If only the French had the charm of their Canadian cousins in Québec, who are delighted by any attempt to speak the language, and whose nasal North American twang removes any inhibitions about a poor accent.
THEY promised me millions of stars, here, on the Great Barrier Reef, many miles and an ecosystem away from the light pollution of land.
They promised me the experience of a lifetime, spending the night on Reef Sleep, a pontoon moored on the edge of Earth’s biggest living organism. And they weren’t lying.Continue reading “Australia: Reef madness”
WHAT struck me during my first visit to Japan was our similarities rather than our differences.
A small island, lying off the coast of a large continent which it has alternatively threatened or been threatened by during its history; a population that has developed an elaborate set of manners, much of it a legacy of feudalism, to cope with living cheek by jowl with the neighbours; a love of tweed and Argyle socks; and, of course, a universal adoration of David Beckham.Continue reading “Osaka: Yen for life”
MY FIRST reaction is: ‘Why have a I never heard of this place?’ Axum, in the extreme north of Ethiopia, is the country’s oldest city and was its ancient capital.
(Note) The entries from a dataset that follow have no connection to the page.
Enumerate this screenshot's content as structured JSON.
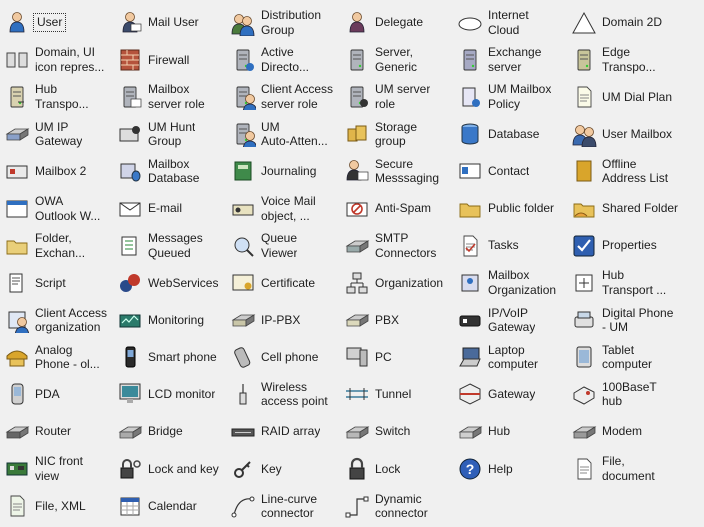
{
  "stencil": {
    "shapes": [
      {
        "label": "User",
        "icon": "user-icon",
        "col": 1,
        "row": 1,
        "selected": true
      },
      {
        "label": "Mail User",
        "icon": "mail-user-icon",
        "col": 2,
        "row": 1
      },
      {
        "label": "Distribution\nGroup",
        "icon": "distribution-group-icon",
        "col": 3,
        "row": 1
      },
      {
        "label": "Delegate",
        "icon": "delegate-icon",
        "col": 4,
        "row": 1
      },
      {
        "label": "Internet\nCloud",
        "icon": "internet-cloud-icon",
        "col": 5,
        "row": 1
      },
      {
        "label": "Domain 2D",
        "icon": "domain-2d-icon",
        "col": 6,
        "row": 1
      },
      {
        "label": "Domain, UI\nicon repres...",
        "icon": "domain-ui-icon",
        "col": 1,
        "row": 2
      },
      {
        "label": "Firewall",
        "icon": "firewall-icon",
        "col": 2,
        "row": 2
      },
      {
        "label": "Active\nDirecto...",
        "icon": "active-directory-icon",
        "col": 3,
        "row": 2
      },
      {
        "label": "Server,\nGeneric",
        "icon": "generic-server-icon",
        "col": 4,
        "row": 2
      },
      {
        "label": "Exchange\nserver",
        "icon": "exchange-server-icon",
        "col": 5,
        "row": 2
      },
      {
        "label": "Edge\nTranspo...",
        "icon": "edge-transport-icon",
        "col": 6,
        "row": 2
      },
      {
        "label": "Hub\nTranspo...",
        "icon": "hub-transport-icon",
        "col": 1,
        "row": 3
      },
      {
        "label": "Mailbox\nserver role",
        "icon": "mailbox-server-role-icon",
        "col": 2,
        "row": 3
      },
      {
        "label": "Client Access\nserver role",
        "icon": "client-access-server-role-icon",
        "col": 3,
        "row": 3
      },
      {
        "label": "UM server\nrole",
        "icon": "um-server-role-icon",
        "col": 4,
        "row": 3
      },
      {
        "label": "UM Mailbox\nPolicy",
        "icon": "um-mailbox-policy-icon",
        "col": 5,
        "row": 3
      },
      {
        "label": "UM Dial Plan",
        "icon": "um-dial-plan-icon",
        "col": 6,
        "row": 3
      },
      {
        "label": "UM IP\nGateway",
        "icon": "um-ip-gateway-icon",
        "col": 1,
        "row": 4
      },
      {
        "label": "UM Hunt\nGroup",
        "icon": "um-hunt-group-icon",
        "col": 2,
        "row": 4
      },
      {
        "label": "UM\nAuto-Atten...",
        "icon": "um-auto-attendant-icon",
        "col": 3,
        "row": 4
      },
      {
        "label": "Storage\ngroup",
        "icon": "storage-group-icon",
        "col": 4,
        "row": 4
      },
      {
        "label": "Database",
        "icon": "database-icon",
        "col": 5,
        "row": 4
      },
      {
        "label": "User Mailbox",
        "icon": "user-mailbox-icon",
        "col": 6,
        "row": 4
      },
      {
        "label": "Mailbox 2",
        "icon": "mailbox-2-icon",
        "col": 1,
        "row": 5
      },
      {
        "label": "Mailbox\nDatabase",
        "icon": "mailbox-database-icon",
        "col": 2,
        "row": 5
      },
      {
        "label": "Journaling",
        "icon": "journaling-icon",
        "col": 3,
        "row": 5
      },
      {
        "label": "Secure\nMesssaging",
        "icon": "secure-messaging-icon",
        "col": 4,
        "row": 5
      },
      {
        "label": "Contact",
        "icon": "contact-icon",
        "col": 5,
        "row": 5
      },
      {
        "label": "Offline\nAddress List",
        "icon": "offline-address-list-icon",
        "col": 6,
        "row": 5
      },
      {
        "label": "OWA\nOutlook W...",
        "icon": "owa-icon",
        "col": 1,
        "row": 6
      },
      {
        "label": "E-mail",
        "icon": "email-icon",
        "col": 2,
        "row": 6
      },
      {
        "label": "Voice Mail\nobject, ...",
        "icon": "voice-mail-icon",
        "col": 3,
        "row": 6
      },
      {
        "label": "Anti-Spam",
        "icon": "anti-spam-icon",
        "col": 4,
        "row": 6
      },
      {
        "label": "Public folder",
        "icon": "public-folder-icon",
        "col": 5,
        "row": 6
      },
      {
        "label": "Shared Folder",
        "icon": "shared-folder-icon",
        "col": 6,
        "row": 6
      },
      {
        "label": "Folder,\nExchan...",
        "icon": "exchange-folder-icon",
        "col": 1,
        "row": 7
      },
      {
        "label": "Messages\nQueued",
        "icon": "messages-queued-icon",
        "col": 2,
        "row": 7
      },
      {
        "label": "Queue\nViewer",
        "icon": "queue-viewer-icon",
        "col": 3,
        "row": 7
      },
      {
        "label": "SMTP\nConnectors",
        "icon": "smtp-connectors-icon",
        "col": 4,
        "row": 7
      },
      {
        "label": "Tasks",
        "icon": "tasks-icon",
        "col": 5,
        "row": 7
      },
      {
        "label": "Properties",
        "icon": "properties-icon",
        "col": 6,
        "row": 7
      },
      {
        "label": "Script",
        "icon": "script-icon",
        "col": 1,
        "row": 8
      },
      {
        "label": "WebServices",
        "icon": "web-services-icon",
        "col": 2,
        "row": 8
      },
      {
        "label": "Certificate",
        "icon": "certificate-icon",
        "col": 3,
        "row": 8
      },
      {
        "label": "Organization",
        "icon": "organization-icon",
        "col": 4,
        "row": 8
      },
      {
        "label": "Mailbox\nOrganization",
        "icon": "mailbox-organization-icon",
        "col": 5,
        "row": 8
      },
      {
        "label": "Hub\nTransport ...",
        "icon": "hub-transport-org-icon",
        "col": 6,
        "row": 8
      },
      {
        "label": "Client Access\norganization",
        "icon": "client-access-organization-icon",
        "col": 1,
        "row": 9
      },
      {
        "label": "Monitoring",
        "icon": "monitoring-icon",
        "col": 2,
        "row": 9
      },
      {
        "label": "IP-PBX",
        "icon": "ip-pbx-icon",
        "col": 3,
        "row": 9
      },
      {
        "label": "PBX",
        "icon": "pbx-icon",
        "col": 4,
        "row": 9
      },
      {
        "label": "IP/VoIP\nGateway",
        "icon": "ip-voip-gateway-icon",
        "col": 5,
        "row": 9
      },
      {
        "label": "Digital Phone\n- UM",
        "icon": "digital-phone-icon",
        "col": 6,
        "row": 9
      },
      {
        "label": "Analog\nPhone - ol...",
        "icon": "analog-phone-icon",
        "col": 1,
        "row": 10
      },
      {
        "label": "Smart phone",
        "icon": "smart-phone-icon",
        "col": 2,
        "row": 10
      },
      {
        "label": "Cell phone",
        "icon": "cell-phone-icon",
        "col": 3,
        "row": 10
      },
      {
        "label": "PC",
        "icon": "pc-icon",
        "col": 4,
        "row": 10
      },
      {
        "label": "Laptop\ncomputer",
        "icon": "laptop-icon",
        "col": 5,
        "row": 10
      },
      {
        "label": "Tablet\ncomputer",
        "icon": "tablet-icon",
        "col": 6,
        "row": 10
      },
      {
        "label": "PDA",
        "icon": "pda-icon",
        "col": 1,
        "row": 11
      },
      {
        "label": "LCD monitor",
        "icon": "lcd-monitor-icon",
        "col": 2,
        "row": 11
      },
      {
        "label": "Wireless\naccess point",
        "icon": "wireless-access-point-icon",
        "col": 3,
        "row": 11
      },
      {
        "label": "Tunnel",
        "icon": "tunnel-icon",
        "col": 4,
        "row": 11
      },
      {
        "label": "Gateway",
        "icon": "gateway-icon",
        "col": 5,
        "row": 11
      },
      {
        "label": "100BaseT\nhub",
        "icon": "100baset-hub-icon",
        "col": 6,
        "row": 11
      },
      {
        "label": "Router",
        "icon": "router-icon",
        "col": 1,
        "row": 12
      },
      {
        "label": "Bridge",
        "icon": "bridge-icon",
        "col": 2,
        "row": 12
      },
      {
        "label": "RAID array",
        "icon": "raid-array-icon",
        "col": 3,
        "row": 12
      },
      {
        "label": "Switch",
        "icon": "switch-icon",
        "col": 4,
        "row": 12
      },
      {
        "label": "Hub",
        "icon": "hub-icon",
        "col": 5,
        "row": 12
      },
      {
        "label": "Modem",
        "icon": "modem-icon",
        "col": 6,
        "row": 12
      },
      {
        "label": "NIC front\nview",
        "icon": "nic-icon",
        "col": 1,
        "row": 13
      },
      {
        "label": "Lock and key",
        "icon": "lock-and-key-icon",
        "col": 2,
        "row": 13
      },
      {
        "label": "Key",
        "icon": "key-icon",
        "col": 3,
        "row": 13
      },
      {
        "label": "Lock",
        "icon": "lock-icon",
        "col": 4,
        "row": 13
      },
      {
        "label": "Help",
        "icon": "help-icon",
        "col": 5,
        "row": 13
      },
      {
        "label": "File,\ndocument",
        "icon": "file-document-icon",
        "col": 6,
        "row": 13
      },
      {
        "label": "File, XML",
        "icon": "file-xml-icon",
        "col": 1,
        "row": 14
      },
      {
        "label": "Calendar",
        "icon": "calendar-icon",
        "col": 2,
        "row": 14
      },
      {
        "label": "Line-curve\nconnector",
        "icon": "line-curve-connector-icon",
        "col": 3,
        "row": 14
      },
      {
        "label": "Dynamic\nconnector",
        "icon": "dynamic-connector-icon",
        "col": 4,
        "row": 14
      }
    ]
  },
  "colors": {
    "background": "#f0f0f0",
    "text": "#1e1e1e",
    "accent_blue": "#2f6fc0",
    "accent_gold": "#d9a52b",
    "accent_red": "#c0392b",
    "gray_device": "#8a8a8a"
  }
}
In the heart of Tigray province, the roots of modern Ethiopia lie in the Axumite Empire that was once one of the world’s four greatest powers, along with Persia, China and Rome. From 200 BC to 700 AD, its empire traded across the Red Sea as far as India and China and had its own alphabet.Continue reading “Ethiopia: Land of legend”
IT’S BARELY DAWN and I’m cold, tired and hungry. Last night it seemed like a good idea to get up at 5am to see a Sunday service in one of Ethiopia’s famed rock churches, here in Lalibela.
This morning, despite the inevitable grumbles, it feels like an even better one. Not that very much is happening; a cluster of priests sit on carpets in one corner of the courtyard; a group of worshippers gather round the church door. If you go in, you can’t leave until the service is over. And since that might take three hours, it’s better to be outside.Continue reading “Ethiopia: Rock of ages”